- Any editorial content for On Wisconsin — including writing, photography, or illustration — that is developed outside the work–for–hire arrangements with the magazine’s staff must be done under conditions agreed upon at the time of assignment and subsequently stated in writing prior to publication.
- In most cases, On Wisconsin purchases “first serial rights” or “first North American serial rights”—also known as “first rights” or “first editorial rights,” which are defined as the right to publish the material for the first time in On Wisconsin and its subsequent online companion publications. All other subsequent rights remain with the writer, photographer, or illustrator.
- On occasion, On Wisconsin may purchase “second serial (reprint) rights,” allowing the publication of material that has already appeared in another magazine or newspaper.
- In very rare circumstances, On Wisconsin may purchase “all rights,” which prohibit the writer, photographer, or illustrator from selling the article, photo(s), or illustration(s) to another publication. Such circumstances might include, for example, an assignment to write about a subject who wishes to be profiled only in On Wisconsin or an assignment to an international freelancer who might be difficult to contact for reprints of photographs.
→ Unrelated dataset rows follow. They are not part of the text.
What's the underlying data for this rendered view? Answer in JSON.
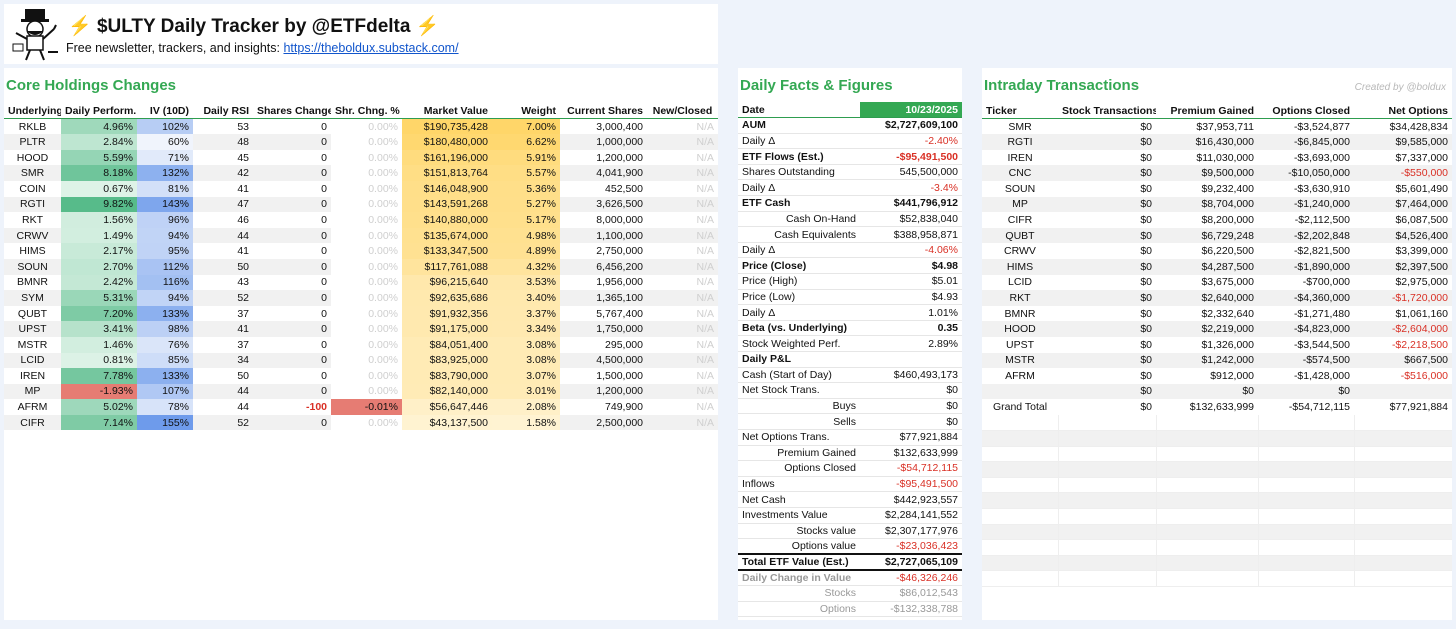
{
  "header": {
    "title": "$ULTY Daily Tracker by @ETFdelta",
    "bolt": "⚡",
    "subtitle": "Free newsletter, trackers, and insights: ",
    "link": "https://theboldux.substack.com/"
  },
  "core": {
    "title": "Core Holdings Changes",
    "columns": [
      "Underlying",
      "Daily Perform.",
      "IV (10D)",
      "Daily RSI",
      "Shares Change",
      "Shr. Chng. %",
      "Market Value",
      "Weight",
      "Current Shares",
      "New/Closed"
    ],
    "rows": [
      [
        "RKLB",
        "4.96%",
        "102%",
        "53",
        "0",
        "0.00%",
        "$190,735,428",
        "7.00%",
        "3,000,400",
        "N/A"
      ],
      [
        "PLTR",
        "2.84%",
        "60%",
        "48",
        "0",
        "0.00%",
        "$180,480,000",
        "6.62%",
        "1,000,000",
        "N/A"
      ],
      [
        "HOOD",
        "5.59%",
        "71%",
        "45",
        "0",
        "0.00%",
        "$161,196,000",
        "5.91%",
        "1,200,000",
        "N/A"
      ],
      [
        "SMR",
        "8.18%",
        "132%",
        "42",
        "0",
        "0.00%",
        "$151,813,764",
        "5.57%",
        "4,041,900",
        "N/A"
      ],
      [
        "COIN",
        "0.67%",
        "81%",
        "41",
        "0",
        "0.00%",
        "$146,048,900",
        "5.36%",
        "452,500",
        "N/A"
      ],
      [
        "RGTI",
        "9.82%",
        "143%",
        "47",
        "0",
        "0.00%",
        "$143,591,268",
        "5.27%",
        "3,626,500",
        "N/A"
      ],
      [
        "RKT",
        "1.56%",
        "96%",
        "46",
        "0",
        "0.00%",
        "$140,880,000",
        "5.17%",
        "8,000,000",
        "N/A"
      ],
      [
        "CRWV",
        "1.49%",
        "94%",
        "44",
        "0",
        "0.00%",
        "$135,674,000",
        "4.98%",
        "1,100,000",
        "N/A"
      ],
      [
        "HIMS",
        "2.17%",
        "95%",
        "41",
        "0",
        "0.00%",
        "$133,347,500",
        "4.89%",
        "2,750,000",
        "N/A"
      ],
      [
        "SOUN",
        "2.70%",
        "112%",
        "50",
        "0",
        "0.00%",
        "$117,761,088",
        "4.32%",
        "6,456,200",
        "N/A"
      ],
      [
        "BMNR",
        "2.42%",
        "116%",
        "43",
        "0",
        "0.00%",
        "$96,215,640",
        "3.53%",
        "1,956,000",
        "N/A"
      ],
      [
        "SYM",
        "5.31%",
        "94%",
        "52",
        "0",
        "0.00%",
        "$92,635,686",
        "3.40%",
        "1,365,100",
        "N/A"
      ],
      [
        "QUBT",
        "7.20%",
        "133%",
        "37",
        "0",
        "0.00%",
        "$91,932,356",
        "3.37%",
        "5,767,400",
        "N/A"
      ],
      [
        "UPST",
        "3.41%",
        "98%",
        "41",
        "0",
        "0.00%",
        "$91,175,000",
        "3.34%",
        "1,750,000",
        "N/A"
      ],
      [
        "MSTR",
        "1.46%",
        "76%",
        "37",
        "0",
        "0.00%",
        "$84,051,400",
        "3.08%",
        "295,000",
        "N/A"
      ],
      [
        "LCID",
        "0.81%",
        "85%",
        "34",
        "0",
        "0.00%",
        "$83,925,000",
        "3.08%",
        "4,500,000",
        "N/A"
      ],
      [
        "IREN",
        "7.78%",
        "133%",
        "50",
        "0",
        "0.00%",
        "$83,790,000",
        "3.07%",
        "1,500,000",
        "N/A"
      ],
      [
        "MP",
        "-1.93%",
        "107%",
        "44",
        "0",
        "0.00%",
        "$82,140,000",
        "3.01%",
        "1,200,000",
        "N/A"
      ],
      [
        "AFRM",
        "5.02%",
        "78%",
        "44",
        "-100",
        "-0.01%",
        "$56,647,446",
        "2.08%",
        "749,900",
        "N/A"
      ],
      [
        "CIFR",
        "7.14%",
        "155%",
        "52",
        "0",
        "0.00%",
        "$43,137,500",
        "1.58%",
        "2,500,000",
        "N/A"
      ]
    ]
  },
  "facts": {
    "title": "Daily Facts & Figures",
    "date_label": "Date",
    "date_value": "10/23/2025",
    "rows": [
      [
        "AUM",
        "$2,727,609,100",
        "sec",
        ""
      ],
      [
        "Daily Δ",
        "-2.40%",
        "",
        "neg"
      ],
      [
        "ETF Flows (Est.)",
        "-$95,491,500",
        "sec",
        "neg"
      ],
      [
        "Shares Outstanding",
        "545,500,000",
        "",
        ""
      ],
      [
        "Daily Δ",
        "-3.4%",
        "",
        "neg"
      ],
      [
        "ETF Cash",
        "$441,796,912",
        "sec",
        ""
      ],
      [
        "Cash On-Hand",
        "$52,838,040",
        "sub",
        ""
      ],
      [
        "Cash Equivalents",
        "$388,958,871",
        "sub",
        ""
      ],
      [
        "Daily Δ",
        "-4.06%",
        "",
        "neg"
      ],
      [
        "Price (Close)",
        "$4.98",
        "sec",
        ""
      ],
      [
        "Price (High)",
        "$5.01",
        "",
        ""
      ],
      [
        "Price (Low)",
        "$4.93",
        "",
        ""
      ],
      [
        "Daily Δ",
        "1.01%",
        "",
        ""
      ],
      [
        "Beta (vs. Underlying)",
        "0.35",
        "sec",
        ""
      ],
      [
        "Stock Weighted Perf.",
        "2.89%",
        "",
        ""
      ],
      [
        "Daily P&L",
        "",
        "sec",
        ""
      ],
      [
        "Cash (Start of Day)",
        "$460,493,173",
        "",
        ""
      ],
      [
        "Net Stock Trans.",
        "$0",
        "",
        ""
      ],
      [
        "Buys",
        "$0",
        "sub2",
        ""
      ],
      [
        "Sells",
        "$0",
        "sub2",
        ""
      ],
      [
        "Net Options Trans.",
        "$77,921,884",
        "",
        ""
      ],
      [
        "Premium Gained",
        "$132,633,999",
        "sub",
        ""
      ],
      [
        "Options Closed",
        "-$54,712,115",
        "sub",
        "neg"
      ],
      [
        "Inflows",
        "-$95,491,500",
        "",
        "neg"
      ],
      [
        "Net Cash",
        "$442,923,557",
        "",
        ""
      ],
      [
        "Investments Value",
        "$2,284,141,552",
        "",
        ""
      ],
      [
        "Stocks value",
        "$2,307,177,976",
        "sub",
        ""
      ],
      [
        "Options value",
        "-$23,036,423",
        "sub",
        "neg"
      ],
      [
        "Total ETF Value (Est.)",
        "$2,727,065,109",
        "strong",
        ""
      ],
      [
        "Daily Change in Value",
        "-$46,326,246",
        "dcv",
        "neg"
      ],
      [
        "Stocks",
        "$86,012,543",
        "graysub",
        ""
      ],
      [
        "Options",
        "-$132,338,788",
        "graysub",
        ""
      ]
    ]
  },
  "intraday": {
    "title": "Intraday Transactions",
    "credit": "Created by @boldux",
    "columns": [
      "Ticker",
      "Stock Transactions",
      "Premium Gained",
      "Options Closed",
      "Net Options"
    ],
    "rows": [
      [
        "SMR",
        "$0",
        "$37,953,711",
        "-$3,524,877",
        "$34,428,834"
      ],
      [
        "RGTI",
        "$0",
        "$16,430,000",
        "-$6,845,000",
        "$9,585,000"
      ],
      [
        "IREN",
        "$0",
        "$11,030,000",
        "-$3,693,000",
        "$7,337,000"
      ],
      [
        "CNC",
        "$0",
        "$9,500,000",
        "-$10,050,000",
        "-$550,000"
      ],
      [
        "SOUN",
        "$0",
        "$9,232,400",
        "-$3,630,910",
        "$5,601,490"
      ],
      [
        "MP",
        "$0",
        "$8,704,000",
        "-$1,240,000",
        "$7,464,000"
      ],
      [
        "CIFR",
        "$0",
        "$8,200,000",
        "-$2,112,500",
        "$6,087,500"
      ],
      [
        "QUBT",
        "$0",
        "$6,729,248",
        "-$2,202,848",
        "$4,526,400"
      ],
      [
        "CRWV",
        "$0",
        "$6,220,500",
        "-$2,821,500",
        "$3,399,000"
      ],
      [
        "HIMS",
        "$0",
        "$4,287,500",
        "-$1,890,000",
        "$2,397,500"
      ],
      [
        "LCID",
        "$0",
        "$3,675,000",
        "-$700,000",
        "$2,975,000"
      ],
      [
        "RKT",
        "$0",
        "$2,640,000",
        "-$4,360,000",
        "-$1,720,000"
      ],
      [
        "BMNR",
        "$0",
        "$2,332,640",
        "-$1,271,480",
        "$1,061,160"
      ],
      [
        "HOOD",
        "$0",
        "$2,219,000",
        "-$4,823,000",
        "-$2,604,000"
      ],
      [
        "UPST",
        "$0",
        "$1,326,000",
        "-$3,544,500",
        "-$2,218,500"
      ],
      [
        "MSTR",
        "$0",
        "$1,242,000",
        "-$574,500",
        "$667,500"
      ],
      [
        "AFRM",
        "$0",
        "$912,000",
        "-$1,428,000",
        "-$516,000"
      ],
      [
        "",
        "$0",
        "$0",
        "$0",
        ""
      ],
      [
        "Grand Total",
        "$0",
        "$132,633,999",
        "-$54,712,115",
        "$77,921,884"
      ]
    ]
  },
  "colors": {
    "accent_green": "#34a853",
    "date_fill": "#34a853",
    "negative": "#d93025"
  }
}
- When an On Wisconsin editor assigns writing, photography, or illustration, the agreement is put in writing via a standard “rights letter.” Two copies of the rights letter are sent to the freelancer, with a request to return one signed copy for the magazine’s files.